Letting both young catchers develop further is a wiser approach than having one play two games per week behind Rupp in the majors. So if the Phillies can bring back Ellis, they could bide some time for Alfaro and Knapp while also keeping one of the few experienced voices in their clubhouse.

Plus, it's not like Ellis will put a dent in their payroll. He made $4.5 million last season and could likely be signed for a figure close to that — or perhaps even lower.

Report: Dodgers trade Carlos Ruiz to Mariners

Report: Dodgers trade Carlos Ruiz to Mariners

Carlos Ruiz has landed in the American League before Ryan Howard.

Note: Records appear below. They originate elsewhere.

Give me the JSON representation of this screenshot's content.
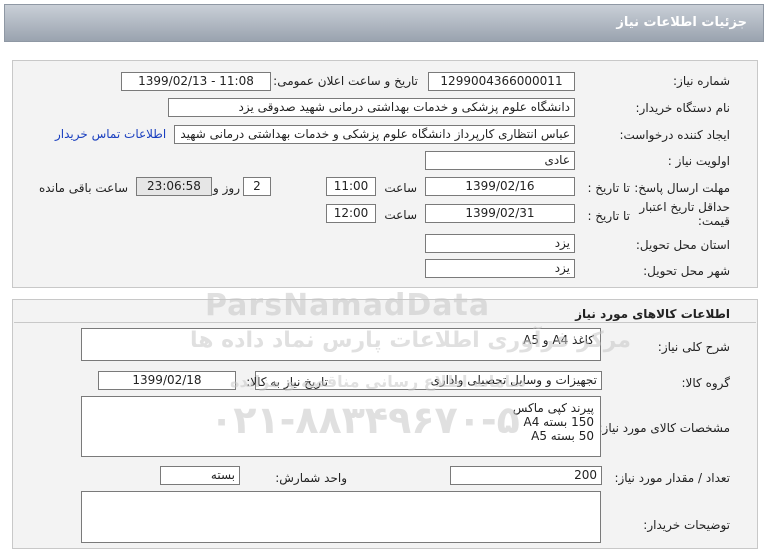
{
  "header": {
    "title": "جزئیات اطلاعات نیاز"
  },
  "need": {
    "number_label": "شماره نیاز:",
    "number": "1299004366000011",
    "announce_label": "تاریخ و ساعت اعلان عمومی:",
    "announce": "1399/02/13 - 11:08",
    "buyer_label": "نام دستگاه خریدار:",
    "buyer": "دانشگاه علوم پزشکی و خدمات بهداشتی درمانی شهید صدوقی یزد",
    "creator_label": "ایجاد کننده درخواست:",
    "creator": "عباس انتظاری کارپرداز دانشگاه علوم پزشکی و خدمات بهداشتی درمانی شهید",
    "contact_link": "اطلاعات تماس خریدار",
    "priority_label": "اولویت نیاز :",
    "priority": "عادی",
    "deadline_label": "مهلت ارسال پاسخ:",
    "to_date_label": "تا تاریخ :",
    "deadline_date": "1399/02/16",
    "time_label": "ساعت",
    "deadline_time": "11:00",
    "days": "2",
    "days_label": "روز و",
    "remaining": "23:06:58",
    "remaining_label": "ساعت باقی مانده",
    "validity_label": "حداقل تاریخ اعتبار قیمت:",
    "validity_date": "1399/02/31",
    "validity_time": "12:00",
    "province_label": "استان محل تحویل:",
    "province": "یزد",
    "city_label": "شهر محل تحویل:",
    "city": "یزد"
  },
  "goods": {
    "section_title": "اطلاعات کالاهای مورد نیاز",
    "desc_label": "شرح کلی نیاز:",
    "desc": "کاغذ A4 و A5",
    "group_label": "گروه کالا:",
    "group": "تجهیزات و وسایل تحصیلی واداری",
    "need_date_label": "تاریخ نیاز به کالا:",
    "need_date": "1399/02/18",
    "spec_label": "مشخصات کالای مورد نیاز:",
    "spec_lines": [
      "پیرند کپی ماکس",
      "150 بسته A4",
      "50 بسته A5"
    ],
    "qty_label": "تعداد / مقدار مورد نیاز:",
    "qty": "200",
    "unit_label": "واحد شمارش:",
    "unit": "بسته",
    "buyer_notes_label": "توضیحات خریدار:"
  },
  "watermark": {
    "brand": "ParsNamadData",
    "tagline": "مرکز فرآوری اطلاعات پارس نماد داده ها",
    "tagline2": "سامانه اطلاع رسانی مناقصه و مزایده",
    "phone": "۰۲۱-۸۸۳۴۹۶۷۰-۵"
  }
}
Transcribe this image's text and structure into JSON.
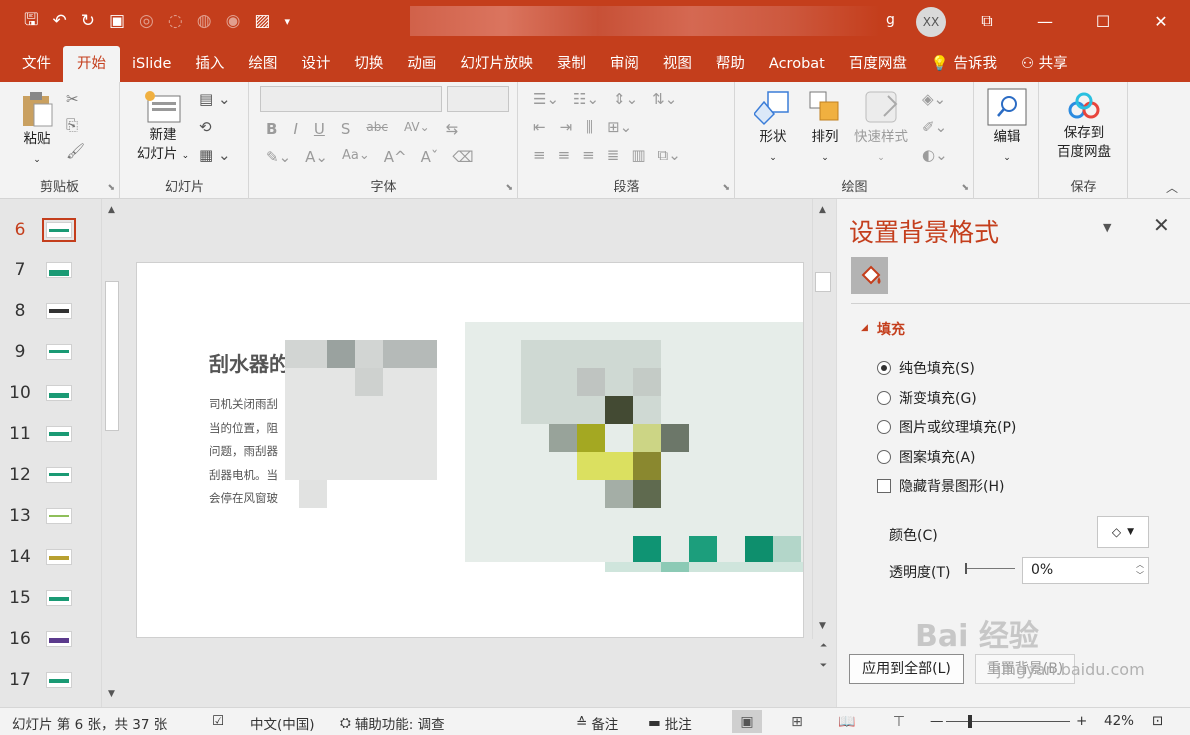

After a nice little run with the Dodgers, Chooch will move on to the AL for the first time. The Mariners are set to acquire Ruiz from the Dodgers in exchange for left-handed pitcher Vidal Nuno. FanRag's Jon Heyman first reported the trade; the L.A. Times' Andy McCullough was the first to report Nuno's involvement.

After being traded by the Phillies to the Dodgers on Aug. 25 for backup catcher A.J Ellis and a pair of minor-leaguers — pitcher Tommy Bergjans and outfielder Joey Curletta — Ruiz played a role for L.A. down the stretch. He had a .350 on-base percentage in 40 regular-season plate appearances, then went 2 for 4 with a pinch-hit homer and three RBIs in the Dodgers' Divisional Series win over the Nationals.

Ruiz, who turns 38 in January, has a $4.5 million club option for 2017. The Mariners clearly see him as a stop-gap catcher who can help their young pitchers, develop a rapport with Felix Hernandez and provide more offense than Chris Iannetta or Mike Zunino, who both hit .210 or lower last season. 

The interest in Ruiz in recent months just goes to show his value in the game, even at 38. He provides top-notch game-calling, discipline at the plate and the ability to hit between .260 and .270. At a position as starved for offense as catcher, that'll keep you in the majors. 

Ruiz also controlled the running game in 2016 better than ever before, throwing out a National League-best 42 percent of base stealers. (His career rate had previously been 27 percent.)

Chooch just can't be relied on to be a team's primary catcher at this point — since 2013, he's averaged 88 games per season. But considering all it cost the M's was a journeyman lefty swingman in Nuno, shrewd deal by Seattle.